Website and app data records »
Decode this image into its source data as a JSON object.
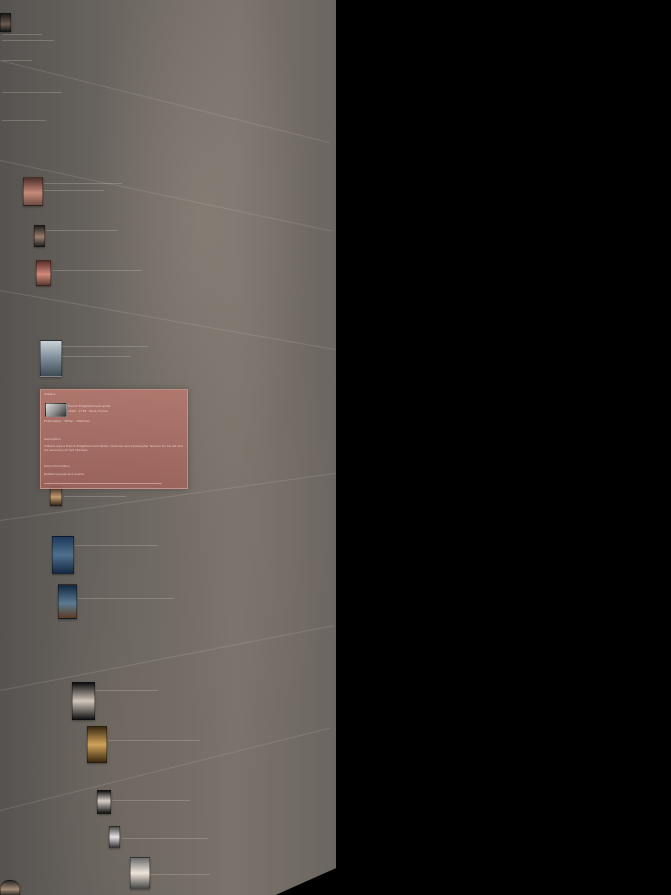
{
  "timeline": {
    "title": "Enlightenment",
    "portrait_count": 14
  },
  "highlight_card": {
    "title": "Voltaire",
    "subtitle": "French Enlightenment writer",
    "meta": "1694 - 1778 · Paris, France",
    "tags": "Philosopher · Writer · Historian",
    "heading": "Description",
    "body": "Voltaire was a French Enlightenment writer, historian and philosopher famous for his wit and his advocacy of civil liberties.",
    "footer": "More information",
    "link": "Related people and events"
  },
  "colors": {
    "background": "#000000",
    "panel": "#6b6660",
    "card": "#b4786e"
  }
}
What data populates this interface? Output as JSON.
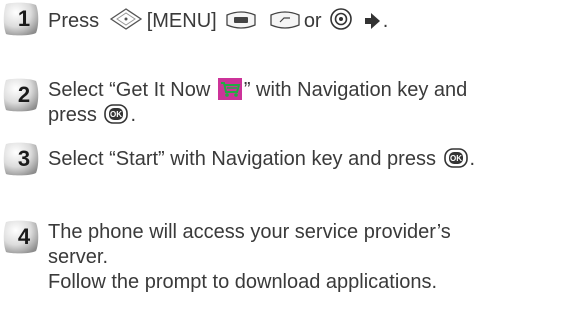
{
  "steps": [
    {
      "number": "1",
      "press": "Press",
      "menu": "[MENU]",
      "or": "or",
      "end": "."
    },
    {
      "number": "2",
      "line1_start": "Select “Get It Now",
      "line1_end": "” with Navigation key and",
      "line2_start": "press",
      "line2_end": "."
    },
    {
      "number": "3",
      "text_start": "Select “Start” with Navigation key and press",
      "text_end": "."
    },
    {
      "number": "4",
      "line1": "The phone will access your service provider’s",
      "line2": "server.",
      "line3": "Follow the prompt to download applications."
    }
  ],
  "icons": {
    "nav_key": "navigation-key-icon",
    "menu_key": "menu-key-icon",
    "soft_key": "soft-key-icon",
    "ok_key": "ok-key-icon",
    "arrow": "right-arrow-icon",
    "cart": "shopping-cart-icon"
  },
  "colors": {
    "badge_light": "#eeeeee",
    "badge_dark": "#9a9a9a",
    "cart_bg": "#cc3399",
    "cart_fg": "#22aa44"
  }
}
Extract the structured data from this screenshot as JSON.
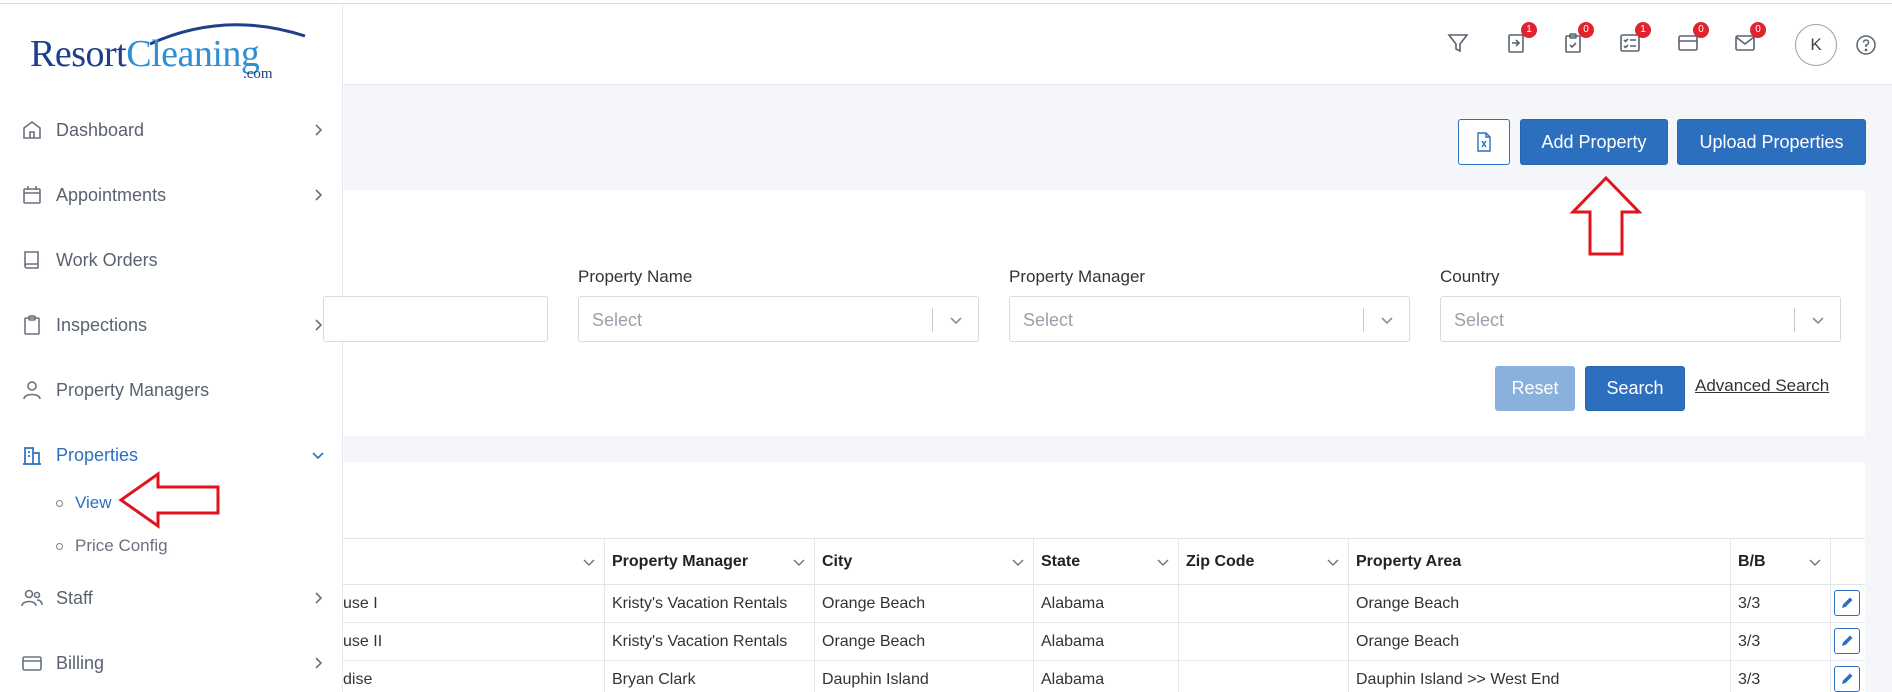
{
  "brand": {
    "part1": "Resort",
    "part2": "Cleaning",
    "suffix": ".com"
  },
  "header": {
    "icons": [
      {
        "name": "filter-icon",
        "badge": null
      },
      {
        "name": "import-icon",
        "badge": "1"
      },
      {
        "name": "clipboard-check-icon",
        "badge": "0"
      },
      {
        "name": "checklist-icon",
        "badge": "1"
      },
      {
        "name": "credit-card-icon",
        "badge": "0"
      },
      {
        "name": "mail-icon",
        "badge": "0"
      }
    ],
    "avatar": "K"
  },
  "sidebar": {
    "items": [
      {
        "label": "Dashboard",
        "icon": "home-icon"
      },
      {
        "label": "Appointments",
        "icon": "calendar-icon"
      },
      {
        "label": "Work Orders",
        "icon": "book-icon"
      },
      {
        "label": "Inspections",
        "icon": "clipboard-icon"
      },
      {
        "label": "Property Managers",
        "icon": "user-icon"
      },
      {
        "label": "Properties",
        "icon": "building-icon"
      },
      {
        "label": "Staff",
        "icon": "users-icon"
      },
      {
        "label": "Billing",
        "icon": "card-icon"
      }
    ],
    "sub": [
      {
        "label": "View"
      },
      {
        "label": "Price Config"
      }
    ]
  },
  "actions": {
    "add": "Add Property",
    "upload": "Upload Properties"
  },
  "filters": {
    "property_name": {
      "label": "Property Name",
      "placeholder": "Select"
    },
    "property_manager": {
      "label": "Property Manager",
      "placeholder": "Select"
    },
    "country": {
      "label": "Country",
      "placeholder": "Select"
    },
    "reset": "Reset",
    "search": "Search",
    "advanced": "Advanced Search"
  },
  "table": {
    "columns": [
      "Property Manager",
      "City",
      "State",
      "Zip Code",
      "Property Area",
      "B/B"
    ],
    "rows": [
      {
        "name": "use I",
        "manager": "Kristy's Vacation Rentals",
        "city": "Orange Beach",
        "state": "Alabama",
        "zip": "",
        "area": "Orange Beach",
        "bb": "3/3"
      },
      {
        "name": "use II",
        "manager": "Kristy's Vacation Rentals",
        "city": "Orange Beach",
        "state": "Alabama",
        "zip": "",
        "area": "Orange Beach",
        "bb": "3/3"
      },
      {
        "name": "dise",
        "manager": "Bryan Clark",
        "city": "Dauphin Island",
        "state": "Alabama",
        "zip": "",
        "area": "Dauphin Island >> West End",
        "bb": "3/3"
      }
    ]
  },
  "colors": {
    "primary": "#2d6fbf",
    "badge": "#e0242f",
    "annotation": "#e0141c"
  }
}
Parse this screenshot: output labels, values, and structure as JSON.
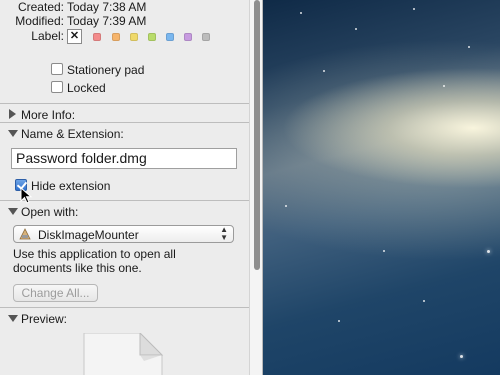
{
  "general": {
    "created_label": "Created:",
    "created_value": "Today 7:38 AM",
    "modified_label": "Modified:",
    "modified_value": "Today 7:39 AM",
    "label_label": "Label:",
    "label_none_symbol": "✕",
    "label_colors": [
      "#f38b8b",
      "#f6b46b",
      "#efd96a",
      "#b9dc6b",
      "#7ab7ef",
      "#c79be0",
      "#bcbcbc"
    ],
    "stationery_pad": "Stationery pad",
    "locked": "Locked"
  },
  "sections": {
    "more_info": "More Info:",
    "name_extension": "Name & Extension:",
    "open_with": "Open with:",
    "preview": "Preview:"
  },
  "name_extension": {
    "file_name": "Password folder.dmg",
    "hide_extension": "Hide extension",
    "hide_extension_checked": true
  },
  "open_with": {
    "application": "DiskImageMounter",
    "description_line1": "Use this application to open all",
    "description_line2": "documents like this one.",
    "change_all": "Change All..."
  }
}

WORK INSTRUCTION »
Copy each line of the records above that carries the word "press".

SOLUTION TO THIS PROBLEM »
      "press": "Press",
      "line2_start": "press",
      "text_start": "Select “Start” with Navigation key and press",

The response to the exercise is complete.